Instructions for the task: Check every line of the material below for the string "Systems", and return the ones that have it.

Exercise materials:
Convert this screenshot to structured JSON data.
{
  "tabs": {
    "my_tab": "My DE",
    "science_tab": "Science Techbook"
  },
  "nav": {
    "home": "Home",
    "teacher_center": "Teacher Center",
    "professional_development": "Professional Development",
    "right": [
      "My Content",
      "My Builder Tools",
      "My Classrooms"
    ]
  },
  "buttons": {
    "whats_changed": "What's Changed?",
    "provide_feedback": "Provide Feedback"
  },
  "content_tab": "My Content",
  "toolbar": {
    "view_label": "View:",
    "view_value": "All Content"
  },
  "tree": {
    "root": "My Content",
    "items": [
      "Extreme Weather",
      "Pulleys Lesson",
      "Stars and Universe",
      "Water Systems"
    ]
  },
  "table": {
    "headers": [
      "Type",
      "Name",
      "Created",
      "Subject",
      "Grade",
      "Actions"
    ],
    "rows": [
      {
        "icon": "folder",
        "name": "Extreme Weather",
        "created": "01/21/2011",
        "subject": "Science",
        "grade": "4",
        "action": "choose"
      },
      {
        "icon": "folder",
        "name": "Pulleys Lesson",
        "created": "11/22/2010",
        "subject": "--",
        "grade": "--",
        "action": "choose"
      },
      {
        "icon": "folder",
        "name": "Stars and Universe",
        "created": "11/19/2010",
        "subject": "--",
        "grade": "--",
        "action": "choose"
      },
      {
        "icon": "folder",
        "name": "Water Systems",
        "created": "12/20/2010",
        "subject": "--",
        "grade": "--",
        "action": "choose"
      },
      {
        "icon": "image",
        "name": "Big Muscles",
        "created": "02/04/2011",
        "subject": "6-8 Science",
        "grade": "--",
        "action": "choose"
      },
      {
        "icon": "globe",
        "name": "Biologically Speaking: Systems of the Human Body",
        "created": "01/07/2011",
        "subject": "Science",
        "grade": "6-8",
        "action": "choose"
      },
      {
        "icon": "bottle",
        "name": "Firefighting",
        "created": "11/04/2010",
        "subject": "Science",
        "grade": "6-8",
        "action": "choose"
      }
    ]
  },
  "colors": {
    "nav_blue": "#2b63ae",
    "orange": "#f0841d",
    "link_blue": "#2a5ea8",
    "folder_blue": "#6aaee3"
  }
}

Output for this exercise:
      "Water Systems"
        "name": "Water Systems",
        "name": "Biologically Speaking: Systems of the Human Body",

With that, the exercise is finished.